Chuck Stevens of Mystic, Connecticut is a member of the Coast Guard auxiliary air wing. He is one of thousands of men and women civilian volunteers who assist the Coast Guard on land, on the water, and in the air.
On Tuesday, Mr. Stevens took photos of Menemsha Harbor. The Coast Guard is currently constructing a floating dock and pier out from the lot where the Coast Guard Station Menemsha boathouse once stood, in order to moor its two workhorse rescue boats this summer.
On July 12, 2010, Mr. Stevens was the observer in a plane flown by pilot Phil Cox. The men were on routine patrol in Buzzards Bay when they spotted a plume of smoke flat on the horizon.
“So we followed the smoke,” Mr. Stevens said in a telephone conversation with The Times. “And as we got closer I thought, that’s Menemsha and my gosh, that’s the Coast Guard boathouse.”
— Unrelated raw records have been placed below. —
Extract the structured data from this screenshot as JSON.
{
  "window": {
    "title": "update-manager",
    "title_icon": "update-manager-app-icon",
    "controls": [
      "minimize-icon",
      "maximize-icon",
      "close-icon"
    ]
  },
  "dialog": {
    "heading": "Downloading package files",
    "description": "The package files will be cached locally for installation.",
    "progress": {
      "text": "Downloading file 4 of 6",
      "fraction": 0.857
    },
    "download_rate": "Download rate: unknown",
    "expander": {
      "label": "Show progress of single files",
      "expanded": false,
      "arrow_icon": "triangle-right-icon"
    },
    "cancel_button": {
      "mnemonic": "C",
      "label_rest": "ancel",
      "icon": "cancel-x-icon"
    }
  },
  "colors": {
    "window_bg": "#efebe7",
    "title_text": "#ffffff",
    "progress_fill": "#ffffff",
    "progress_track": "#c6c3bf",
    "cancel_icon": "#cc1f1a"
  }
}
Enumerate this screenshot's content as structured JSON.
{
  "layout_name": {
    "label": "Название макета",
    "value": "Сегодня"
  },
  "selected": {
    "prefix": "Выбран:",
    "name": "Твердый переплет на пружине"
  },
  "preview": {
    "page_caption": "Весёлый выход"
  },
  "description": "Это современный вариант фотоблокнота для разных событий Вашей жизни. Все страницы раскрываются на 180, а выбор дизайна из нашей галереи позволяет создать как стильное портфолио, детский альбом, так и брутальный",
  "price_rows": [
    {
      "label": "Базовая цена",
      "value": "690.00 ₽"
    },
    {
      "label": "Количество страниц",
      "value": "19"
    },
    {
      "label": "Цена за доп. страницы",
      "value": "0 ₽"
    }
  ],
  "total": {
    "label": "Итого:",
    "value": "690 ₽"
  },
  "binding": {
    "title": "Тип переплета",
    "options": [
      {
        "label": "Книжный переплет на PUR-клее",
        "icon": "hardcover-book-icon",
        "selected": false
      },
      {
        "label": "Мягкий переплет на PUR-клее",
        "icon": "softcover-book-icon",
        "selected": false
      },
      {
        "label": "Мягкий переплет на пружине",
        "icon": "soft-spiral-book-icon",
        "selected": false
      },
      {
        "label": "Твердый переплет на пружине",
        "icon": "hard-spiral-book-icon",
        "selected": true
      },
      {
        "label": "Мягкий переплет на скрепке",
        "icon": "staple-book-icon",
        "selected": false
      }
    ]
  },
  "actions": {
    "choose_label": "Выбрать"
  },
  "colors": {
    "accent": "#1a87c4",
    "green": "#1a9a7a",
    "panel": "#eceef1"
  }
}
The men arrived soon after the fire began. Mr. Cox took a series of dramatic photos that showed the entire boathouse and dock enveloped in roaring flames. “It was just right place, right time,” he said.
The fire destroyed the Coast Guard Station Menemsha boathouse, docks, and boats, and might have spread to the surrounding village, but for a fortuitous wind direction and quick, heroic action by numerous individuals.
On February 15, 2011, the Coast Guard released the results of an investigation begun by federal, state, and local authorities right after the fire was extinguished. The fire may have been the result of a discarded cigarette on the pier, faulty electrical wiring to the boathouse, or faulty electrical wiring to the town’s pier. There was insufficient evidence to determine a more precise ignition source.
There is a $10 million line item in the president’s budget for the rebuilding of the Menemsha boathouse. The best case is the boathouse would be completed in late 2013. The outside date would be mid-2014, Coast Guard officials said.